A CONSULTATION programme on the future of Sheffield’s bins will be wrapped up at midnight on Sunday - with little sign of the dust settling on the political wrangling.
Around 2,200 replies have been received so far by the council, and the results will be submitted to a working group, which has now been boycotted by opposition Liberal Democrats on the grounds that it is a “smokescreen” for introducing fortnightly bin collections and charging for the collection of green waste.
The city’s ruling Labour group insists that all options are open, and have accused the Lib Dems of “putting politics above working in the best interests of local people”.
A review of the way Sheffield’s household waste is collected was launched against a background of increasing financial pressures on the authority and an ambition of increasing recycling rates.
Despite the introduction of blue boxes at a cost of £2.5m, the city’s recycling rate for paper, glass and plastics has only gone up by about 1%.
It is thought many householders are using the doorstep service as an alternative to taking it to a supermarket car park or other collection point, so there is little overall benefit.
Another issue is varying recycling rates across the city, and there is also the confusing situation of householders in some parts of Sheffield being able to choose how they use blue recycling bins – and some parts only have, at least for the time being, the initial non-flexible system.
The consultation programme is also being carried out amid complaints over restrictions on the number of sacks of green waste that will be collected at the kerbside as part of a service costing £1.5m.
And rumbling persistently is the controversy over whether wheelie bins should be emptied once or twice a fortnight.
The working group was set up by Labour as an all-party vehicle to create a consensus over offering better value for money, reflecting residents’ views and improving recycling rates. The Lib Dems, who have made clear they want to keep weekly collections and free green waste collection unless there is widespread public support for change, said they embraced the joint approach until concerns were raised by residents during public consultation about “loaded questions” and their “leading nature”. Concerns have also been raised about focus groups and the difficulty of some residents to access the survey, they said.
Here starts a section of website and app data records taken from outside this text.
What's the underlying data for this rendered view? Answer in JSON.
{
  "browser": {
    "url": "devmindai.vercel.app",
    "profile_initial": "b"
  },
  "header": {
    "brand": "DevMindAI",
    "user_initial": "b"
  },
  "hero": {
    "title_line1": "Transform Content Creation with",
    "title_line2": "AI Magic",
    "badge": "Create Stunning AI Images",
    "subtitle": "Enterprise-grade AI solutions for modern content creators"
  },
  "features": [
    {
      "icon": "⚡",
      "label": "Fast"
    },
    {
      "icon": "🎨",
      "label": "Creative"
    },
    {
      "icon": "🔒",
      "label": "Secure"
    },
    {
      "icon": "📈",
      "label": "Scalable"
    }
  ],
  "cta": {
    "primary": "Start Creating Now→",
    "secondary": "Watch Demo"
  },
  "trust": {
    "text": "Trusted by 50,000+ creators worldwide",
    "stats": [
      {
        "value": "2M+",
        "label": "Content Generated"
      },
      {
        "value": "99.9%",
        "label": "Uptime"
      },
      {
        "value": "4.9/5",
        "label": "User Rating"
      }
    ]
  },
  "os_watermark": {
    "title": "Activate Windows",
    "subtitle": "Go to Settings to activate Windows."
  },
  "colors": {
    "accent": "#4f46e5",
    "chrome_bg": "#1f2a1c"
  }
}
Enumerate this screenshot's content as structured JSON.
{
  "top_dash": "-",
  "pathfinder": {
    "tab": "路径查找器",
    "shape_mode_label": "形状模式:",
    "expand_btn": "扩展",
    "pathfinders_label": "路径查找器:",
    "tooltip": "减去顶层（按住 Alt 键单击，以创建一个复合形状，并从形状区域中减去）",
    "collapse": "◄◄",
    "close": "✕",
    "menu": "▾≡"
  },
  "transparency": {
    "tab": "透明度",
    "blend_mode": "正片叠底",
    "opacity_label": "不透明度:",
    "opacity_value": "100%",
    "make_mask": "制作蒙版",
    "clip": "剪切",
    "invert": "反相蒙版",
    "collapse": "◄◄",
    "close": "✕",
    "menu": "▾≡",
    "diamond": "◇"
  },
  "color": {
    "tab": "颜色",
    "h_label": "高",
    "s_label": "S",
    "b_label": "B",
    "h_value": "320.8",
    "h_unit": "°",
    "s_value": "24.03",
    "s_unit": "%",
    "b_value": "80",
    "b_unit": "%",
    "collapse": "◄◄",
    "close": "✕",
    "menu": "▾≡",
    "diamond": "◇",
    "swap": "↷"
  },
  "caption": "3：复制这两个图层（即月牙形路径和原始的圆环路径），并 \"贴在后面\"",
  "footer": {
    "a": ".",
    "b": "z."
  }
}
Group leader Coun Shaffaq Mohammed said: “There is no point in Liberal Democrats participating in an exercise that is clearly designed to serve a preconceived agenda of halving black bin collections and charging for green waste.”
Labour leader Julie Dore said the wording of the survey had been agreed at a meeting of the cross-party waste review when the Lib Dems were represented.
“The whole point of having members of all the political parties taking a thorough look at the waste service is that we didn’t want this issue to become a political football. It is therefore regretful that the Lib Dems appear to be putting politics above working in the best interests of local people to find the best way of delivering the waste service, whilst providing value for money for local taxpayers.”
Coun Leigh Bramall, cabinet member for environment, said officers had put forward options include fortnightly collections and charging for green waste, but the authority was awaiting the outcome of the consultation and working group recommendations.
“There are many permutations about how we could change the service, and we are being honest in asking people what they think. We certainly don’t have any preconceived ideas about going to fortnightly bin collections.”
Waste services are operated by Veolia on behalf of the council.
The questionnaire is available on www.sheffield.gov.uk/wastesurvey. Paper versions are available from council First Point offices, housing offices and libraries.